REQUIREMENT:
Each entry must be given again exactly; images do not belong in the copy.

START DATA PROVIDED

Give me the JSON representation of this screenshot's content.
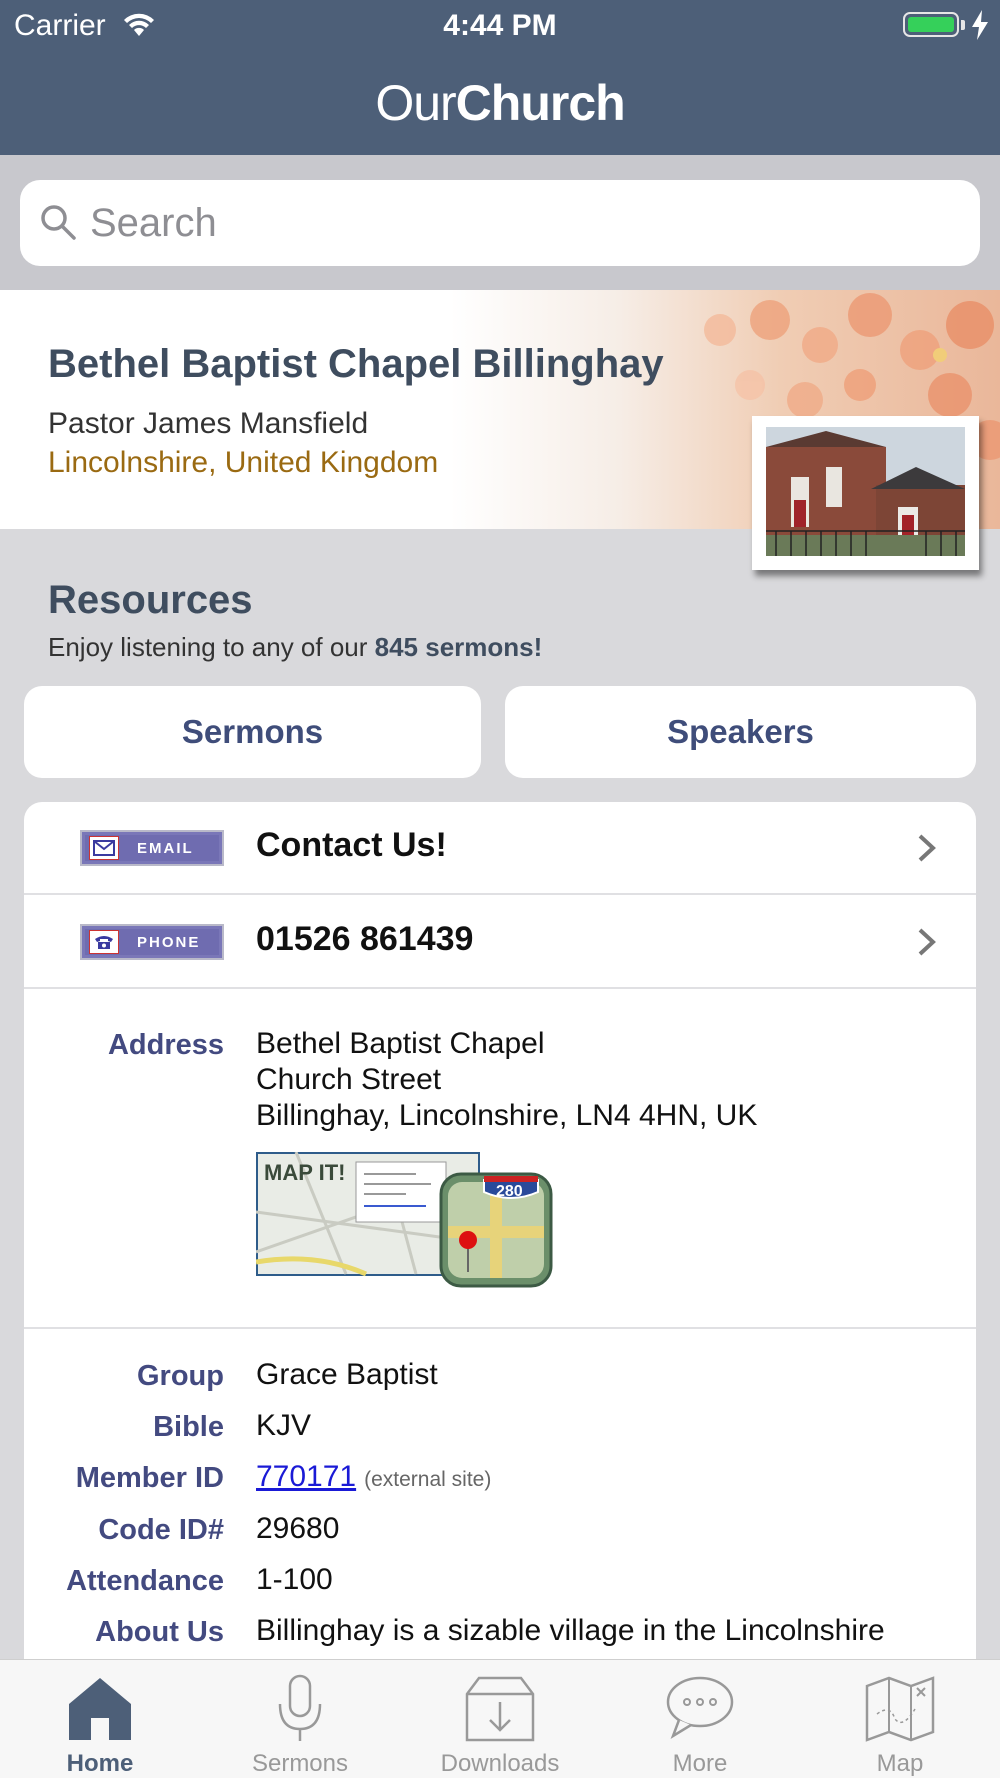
{
  "status": {
    "carrier": "Carrier",
    "time": "4:44 PM"
  },
  "header": {
    "logo_part1": "Our",
    "logo_part2": "Church"
  },
  "search": {
    "placeholder": "Search"
  },
  "church": {
    "name": "Bethel Baptist Chapel Billinghay",
    "pastor": "Pastor James Mansfield",
    "location": "Lincolnshire, United Kingdom"
  },
  "resources": {
    "title": "Resources",
    "subtitle_prefix": "Enjoy listening to any of our ",
    "subtitle_bold": "845 sermons!",
    "sermons_button": "Sermons",
    "speakers_button": "Speakers"
  },
  "contact": {
    "email_tag": "EMAIL",
    "email_label": "Contact Us!",
    "phone_tag": "PHONE",
    "phone_number": "01526 861439"
  },
  "address": {
    "label": "Address",
    "line1": "Bethel Baptist Chapel",
    "line2": "Church Street",
    "line3": "Billinghay, Lincolnshire, LN4 4HN, UK",
    "map_text": "MAP IT!",
    "map_badge": "280"
  },
  "details": {
    "group_label": "Group",
    "group_value": "Grace Baptist",
    "bible_label": "Bible",
    "bible_value": "KJV",
    "member_label": "Member ID",
    "member_value": "770171",
    "member_note": "(external site)",
    "code_label": "Code ID#",
    "code_value": "29680",
    "attendance_label": "Attendance",
    "attendance_value": "1-100",
    "about_label": "About Us",
    "about_value": "Billinghay is a sizable village in the Lincolnshire"
  },
  "tabs": [
    {
      "label": "Home",
      "icon": "home-icon",
      "active": true
    },
    {
      "label": "Sermons",
      "icon": "microphone-icon",
      "active": false
    },
    {
      "label": "Downloads",
      "icon": "download-icon",
      "active": false
    },
    {
      "label": "More",
      "icon": "chat-bubble-icon",
      "active": false
    },
    {
      "label": "Map",
      "icon": "map-icon",
      "active": false
    }
  ],
  "colors": {
    "header": "#4d5f78",
    "accent_text": "#3f4d7a",
    "label": "#434a80",
    "location": "#9a6a12",
    "link": "#1a1ad6"
  }
}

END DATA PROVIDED

RESPONSE TO THE EXERCISE:
Give me the JSON representation of this screenshot's content.
{
  "status": {
    "carrier": "Carrier",
    "time": "4:44 PM"
  },
  "header": {
    "logo_part1": "Our",
    "logo_part2": "Church"
  },
  "search": {
    "placeholder": "Search"
  },
  "church": {
    "name": "Bethel Baptist Chapel Billinghay",
    "pastor": "Pastor James Mansfield",
    "location": "Lincolnshire, United Kingdom"
  },
  "resources": {
    "title": "Resources",
    "subtitle_prefix": "Enjoy listening to any of our ",
    "subtitle_bold": "845 sermons!",
    "sermons_button": "Sermons",
    "speakers_button": "Speakers"
  },
  "contact": {
    "email_tag": "EMAIL",
    "email_label": "Contact Us!",
    "phone_tag": "PHONE",
    "phone_number": "01526 861439"
  },
  "address": {
    "label": "Address",
    "line1": "Bethel Baptist Chapel",
    "line2": "Church Street",
    "line3": "Billinghay, Lincolnshire, LN4 4HN, UK",
    "map_text": "MAP IT!",
    "map_badge": "280"
  },
  "details": {
    "group_label": "Group",
    "group_value": "Grace Baptist",
    "bible_label": "Bible",
    "bible_value": "KJV",
    "member_label": "Member ID",
    "member_value": "770171",
    "member_note": "(external site)",
    "code_label": "Code ID#",
    "code_value": "29680",
    "attendance_label": "Attendance",
    "attendance_value": "1-100",
    "about_label": "About Us",
    "about_value": "Billinghay is a sizable village in the Lincolnshire"
  },
  "tabs": [
    {
      "label": "Home",
      "icon": "home-icon",
      "active": true
    },
    {
      "label": "Sermons",
      "icon": "microphone-icon",
      "active": false
    },
    {
      "label": "Downloads",
      "icon": "download-icon",
      "active": false
    },
    {
      "label": "More",
      "icon": "chat-bubble-icon",
      "active": false
    },
    {
      "label": "Map",
      "icon": "map-icon",
      "active": false
    }
  ],
  "colors": {
    "header": "#4d5f78",
    "accent_text": "#3f4d7a",
    "label": "#434a80",
    "location": "#9a6a12",
    "link": "#1a1ad6"
  }
}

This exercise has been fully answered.